McMahon, Bare and Swenski have traveled the globe presenting related research together, including an upcoming trip in September to Montevideo, Uruguay for the International Community Psychology Conference. They’ve also presented at the Society for Community Research and Action Conference in Atlanta and the Midwestern Psychological Association Conference in Chicago, while McMahon and Bare presented at the International Conference of Community Psychology in Naples, Italy in 2022, and the American Psychological Association Conference in Washington D.C. in 2023.​

The highlight for both Bare and Swenski, however, is the ability to work on research that can make a difference.

“Our research focuses quite a bit on understanding the broad range of factors that contribute to violence so that we can provide evidence-based recommendations to address these issues comprehensively. Educators are a crucial part of our workforce and our society. Their well-being is critical, and when educators are thriving, students, families and communities are better off as well,” says Bare, a fourth-year student in the clinical-community psychology doctoral program.

Swenski agrees.

“One aspect I really love about the work I do in Dr. McMahon’s lab is how focused we are on shaping and shifting policy,” says Swenski. “Many researchers conduct great work but leave their findings only in academic journals. While Dr. McMahon’s lab publishes consistently, we also take efforts to turn our knowledge into tangible action that will — and already has — structurally improve the lives of educators.”

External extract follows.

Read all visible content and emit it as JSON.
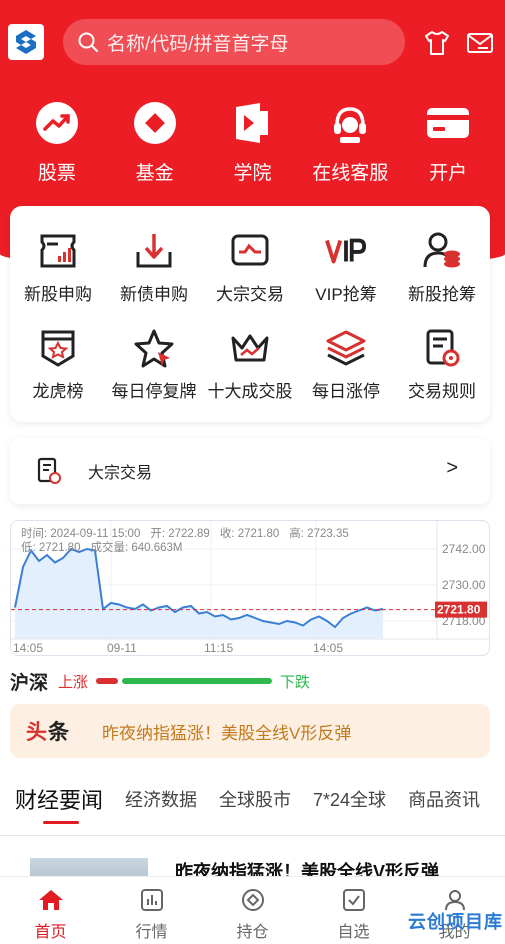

Read more about the findings of the study on DePaul Newsroom and the APA press room.

Additional research publications, practice recommendations and policy reform based on findings from the APA Task Force on Violence Against Educators and School Personnel can be found on the APA website.

Russell Dorn is a senior manager of media relations in University Communications.